What Are Bed Bugs?
Bed Bug Life Cycle
Bed bugs have a flat, oval shaped body with no wings and grow to the size of an apple seed. They are a shiny reddish brown normally, but become swollen and dark brown after feeding. There is three stages in a bed bugs life cycle. In the egg stage, they look small and white like a tiny piece of rice. In the nymph stage, they are very tiny replicas of their full developed adult counterparts. Nymph take weeks or even months to fully develop depending on their environments temperature and the ability to feed properly. Bed bugs have five immature nymph life stages. They must molt six times before becoming fertile adults. They discard their outer exoskeleton, which is a clear empty exoskeletons of the bugs themselves. A fully developed bed bug is still only the size of an apple seed.

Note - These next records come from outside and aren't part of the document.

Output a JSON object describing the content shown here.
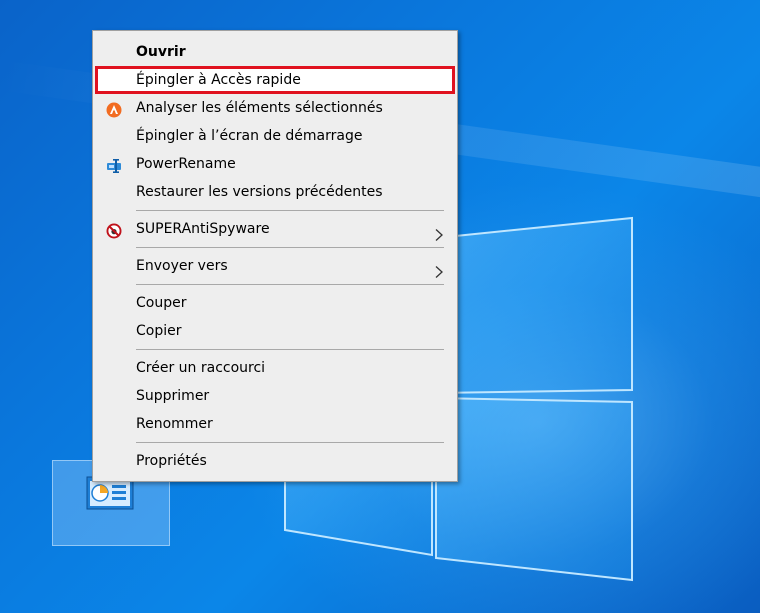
{
  "context_menu": {
    "groups": [
      [
        {
          "label": "Ouvrir",
          "bold": true
        },
        {
          "label": "Épingler à Accès rapide",
          "highlighted": true
        },
        {
          "label": "Analyser les éléments sélectionnés",
          "icon": "avast-icon"
        },
        {
          "label": "Épingler à l’écran de démarrage"
        },
        {
          "label": "PowerRename",
          "icon": "powerrename-icon"
        },
        {
          "label": "Restaurer les versions précédentes"
        }
      ],
      [
        {
          "label": "SUPERAntiSpyware",
          "icon": "superantispyware-icon",
          "submenu": true
        }
      ],
      [
        {
          "label": "Envoyer vers",
          "submenu": true
        }
      ],
      [
        {
          "label": "Couper"
        },
        {
          "label": "Copier"
        }
      ],
      [
        {
          "label": "Créer un raccourci"
        },
        {
          "label": "Supprimer"
        },
        {
          "label": "Renommer"
        }
      ],
      [
        {
          "label": "Propriétés"
        }
      ]
    ],
    "highlight_color": "#e0121f"
  },
  "desktop": {
    "selected_icon": "control-panel-icon",
    "background_color": "#0a78dd"
  }
}
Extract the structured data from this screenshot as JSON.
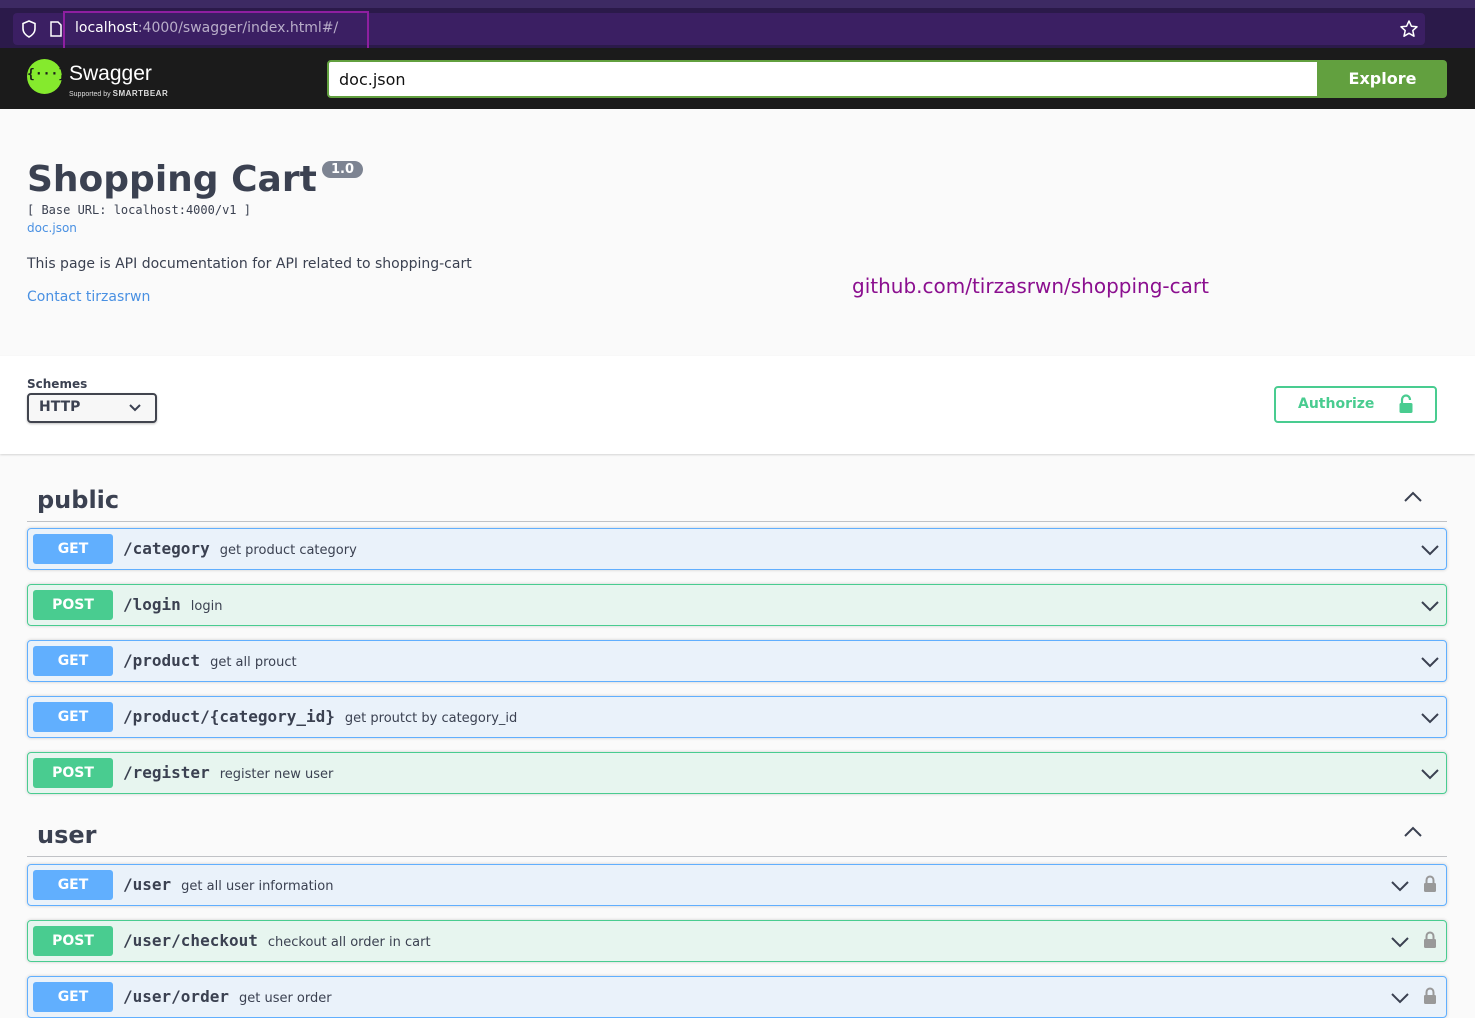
{
  "browser": {
    "url_host": "localhost",
    "url_rest": ":4000/swagger/index.html#/"
  },
  "topbar": {
    "logo_word": "Swagger",
    "logo_braces": "{···}",
    "logo_sub_prefix": "Supported by",
    "logo_sub_brand": "SMARTBEAR",
    "spec_url": "doc.json",
    "explore_label": "Explore"
  },
  "info": {
    "title": "Shopping Cart",
    "version": "1.0",
    "base_url": "[ Base URL: localhost:4000/v1 ]",
    "doc_link": "doc.json",
    "description": "This page is API documentation for API related to shopping-cart",
    "contact": "Contact tirzasrwn",
    "github": "github.com/tirzasrwn/shopping-cart"
  },
  "schemes": {
    "label": "Schemes",
    "selected": "HTTP",
    "authorize_label": "Authorize"
  },
  "tags": [
    {
      "name": "public",
      "operations": [
        {
          "method": "GET",
          "path": "/category",
          "summary": "get product category",
          "locked": false
        },
        {
          "method": "POST",
          "path": "/login",
          "summary": "login",
          "locked": false
        },
        {
          "method": "GET",
          "path": "/product",
          "summary": "get all prouct",
          "locked": false
        },
        {
          "method": "GET",
          "path": "/product/{category_id}",
          "summary": "get proutct by category_id",
          "locked": false
        },
        {
          "method": "POST",
          "path": "/register",
          "summary": "register new user",
          "locked": false
        }
      ]
    },
    {
      "name": "user",
      "operations": [
        {
          "method": "GET",
          "path": "/user",
          "summary": "get all user information",
          "locked": true
        },
        {
          "method": "POST",
          "path": "/user/checkout",
          "summary": "checkout all order in cart",
          "locked": true
        },
        {
          "method": "GET",
          "path": "/user/order",
          "summary": "get user order",
          "locked": true
        }
      ]
    }
  ],
  "colors": {
    "get": "#61affe",
    "post": "#49cc90",
    "explore": "#62a03f",
    "link": "#4990e2",
    "github": "#8b0f8f"
  }
}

When Will You See Bed Bugs?
Bed bugs come out at night to feed. How do they know where you are? Carbon dioxide, heat and the smell released by a human host are what attracts bed bugs to you while you sleep. This happens at night but will happen during the day when they are hungry. 10 minutes on a host to complete a meal and then it immediately returns to its hiding place. They defecate almost immediately after feeding. That leaves the characteristic black or brown spots on the bed sheets and mattresses. These symptoms reflect the best indicators that you have an infestation.
A clear sign that a bed bug infestation is present is the odor. Like many species of bugs, bed bugs release odors called alarm pheromones. A group of bed bugs will create pheromones when disturbed. Higher concentrations of this pheromone create the unpleasant odor. The odor is similar to the odor stink bugs give off.

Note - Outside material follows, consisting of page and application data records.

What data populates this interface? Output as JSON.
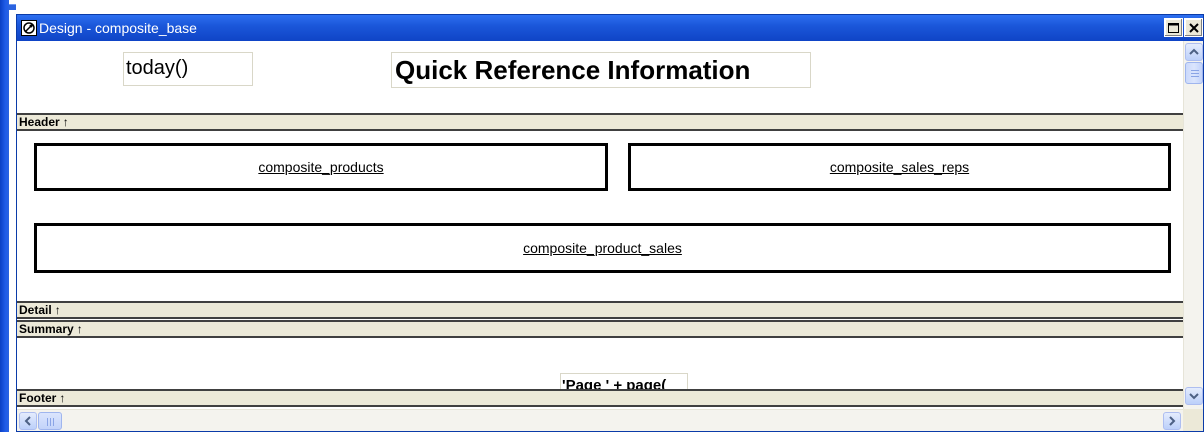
{
  "window": {
    "title": "Design - composite_base",
    "icon": "datawindow-painter-icon",
    "buttons": [
      "restore-icon",
      "close-icon"
    ]
  },
  "fields": {
    "today": "today()",
    "report_title": "Quick Reference Information",
    "page_expression": "'Page ' + page("
  },
  "bands": {
    "header": "Header",
    "detail": "Detail",
    "summary": "Summary",
    "footer": "Footer",
    "marker": "↑"
  },
  "reports": {
    "products": "composite_products",
    "sales_reps": "composite_sales_reps",
    "product_sales": "composite_product_sales"
  },
  "scrollbars": {
    "vertical_icons": [
      "chevron-up-icon",
      "chevron-down-icon"
    ],
    "horizontal_icons": [
      "chevron-left-icon",
      "chevron-right-icon"
    ]
  },
  "colors": {
    "titlebar": "#0f44c6",
    "band": "#ece9d8",
    "scroll": "#bcd0fa"
  }
}
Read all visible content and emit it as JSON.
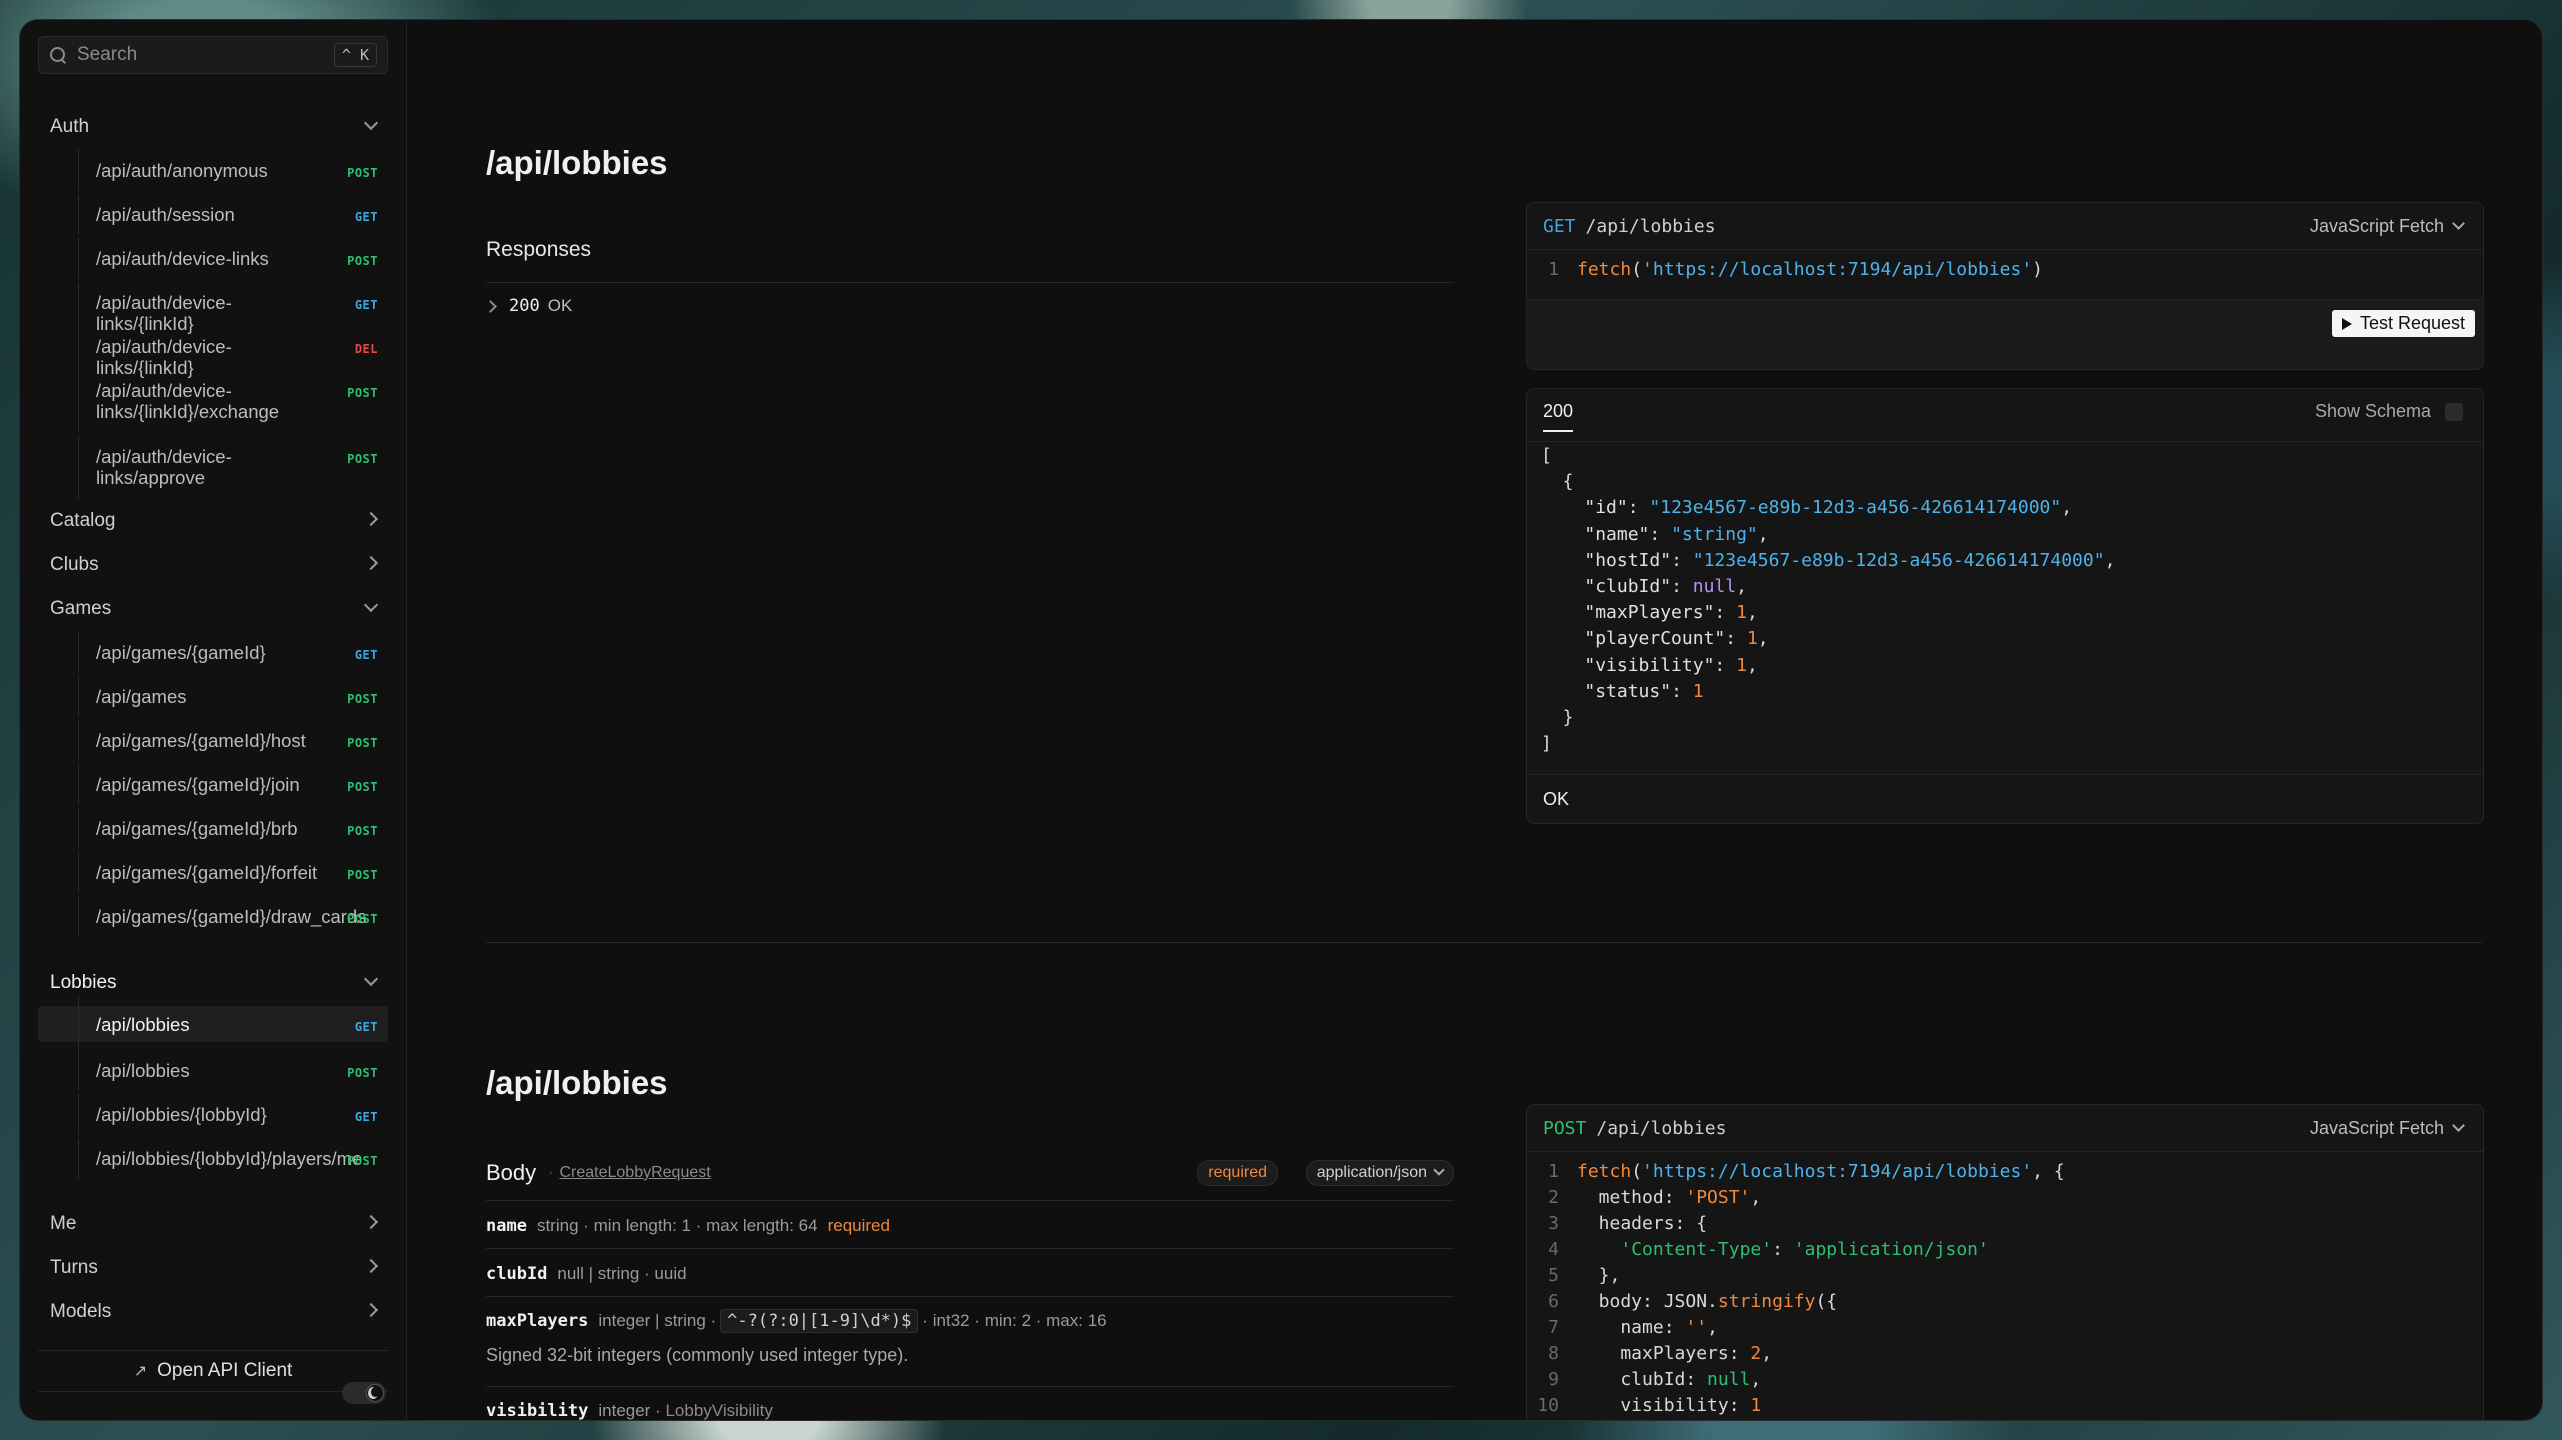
{
  "sidebar": {
    "search": {
      "placeholder": "Search",
      "shortcut": "^ K"
    },
    "groups": {
      "auth": "Auth",
      "catalog": "Catalog",
      "clubs": "Clubs",
      "games": "Games",
      "lobbies": "Lobbies",
      "me": "Me",
      "turns": "Turns",
      "models": "Models"
    },
    "auth_items": [
      {
        "path": "/api/auth/anonymous",
        "method": "POST"
      },
      {
        "path": "/api/auth/session",
        "method": "GET"
      },
      {
        "path": "/api/auth/device-links",
        "method": "POST"
      },
      {
        "path": "/api/auth/device-links/{linkId}",
        "method": "GET"
      },
      {
        "path": "/api/auth/device-links/{linkId}",
        "method": "DEL"
      },
      {
        "path": "/api/auth/device-links/{linkId}/exchange",
        "method": "POST"
      },
      {
        "path": "/api/auth/device-links/approve",
        "method": "POST"
      }
    ],
    "games_items": [
      {
        "path": "/api/games/{gameId}",
        "method": "GET"
      },
      {
        "path": "/api/games",
        "method": "POST"
      },
      {
        "path": "/api/games/{gameId}/host",
        "method": "POST"
      },
      {
        "path": "/api/games/{gameId}/join",
        "method": "POST"
      },
      {
        "path": "/api/games/{gameId}/brb",
        "method": "POST"
      },
      {
        "path": "/api/games/{gameId}/forfeit",
        "method": "POST"
      },
      {
        "path": "/api/games/{gameId}/draw_cards",
        "method": "POST"
      }
    ],
    "lobbies_items": [
      {
        "path": "/api/lobbies",
        "method": "GET"
      },
      {
        "path": "/api/lobbies",
        "method": "POST"
      },
      {
        "path": "/api/lobbies/{lobbyId}",
        "method": "GET"
      },
      {
        "path": "/api/lobbies/{lobbyId}/players/me",
        "method": "POST"
      }
    ],
    "open_client": "Open API Client"
  },
  "section1": {
    "title": "/api/lobbies",
    "responses_label": "Responses",
    "response_code": "200",
    "response_text": "OK",
    "request_card": {
      "verb": "GET",
      "path": "/api/lobbies",
      "language": "JavaScript Fetch",
      "line_no": "1",
      "fn": "fetch",
      "url": "'https://localhost:7194/api/lobbies'",
      "test_label": "Test Request"
    },
    "response_card": {
      "tab": "200",
      "show_schema": "Show Schema",
      "footer": "OK",
      "json": {
        "id": "\"123e4567-e89b-12d3-a456-426614174000\"",
        "name": "\"string\"",
        "hostId": "\"123e4567-e89b-12d3-a456-426614174000\"",
        "clubId": "null",
        "maxPlayers": "1",
        "playerCount": "1",
        "visibility": "1",
        "status": "1"
      }
    }
  },
  "section2": {
    "title": "/api/lobbies",
    "body_label": "Body",
    "body_ref": "CreateLobbyRequest",
    "required_pill": "required",
    "content_type": "application/json",
    "fields": {
      "name": {
        "name": "name",
        "meta": "string · min length:  1 · max length:  64",
        "req": "required"
      },
      "clubId": {
        "name": "clubId",
        "meta": "null | string · uuid"
      },
      "maxPlayers": {
        "name": "maxPlayers",
        "meta_a": "integer | string ·",
        "pattern": "^-?(?:0|[1-9]\\d*)$",
        "meta_b": "· int32 · min:  2 · max:  16",
        "desc": "Signed 32-bit integers (commonly used integer type)."
      },
      "visibility": {
        "name": "visibility",
        "meta": "integer ·",
        "ref": "LobbyVisibility"
      }
    },
    "request_card": {
      "verb": "POST",
      "path": "/api/lobbies",
      "language": "JavaScript Fetch",
      "url": "'https://localhost:7194/api/lobbies'",
      "method_val": "'POST'",
      "ct_key": "'Content-Type'",
      "ct_val": "'application/json'",
      "name_val": "''",
      "maxPlayers_val": "2",
      "clubId_val": "null",
      "visibility_val": "1"
    }
  },
  "colors": {
    "post": "#2fbf71",
    "get": "#3fa7e0",
    "delete": "#e5484d",
    "accent_orange": "#f0883e",
    "string_blue": "#4fb3ea"
  }
}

Bed bugs are experts at hiding. During the day they hide in the seams of mattresses, box springs, bed frames, headboards, night stands, cracks or crevices, behind wallpaper, and under any clutter or objects around a bed. Their small flat bodies allow them to fit into the smallest of spaces and remain in place for long periods of time without a blood meal. They travel over 100 feet in one night, but typically live within 8 feet of where people sleep.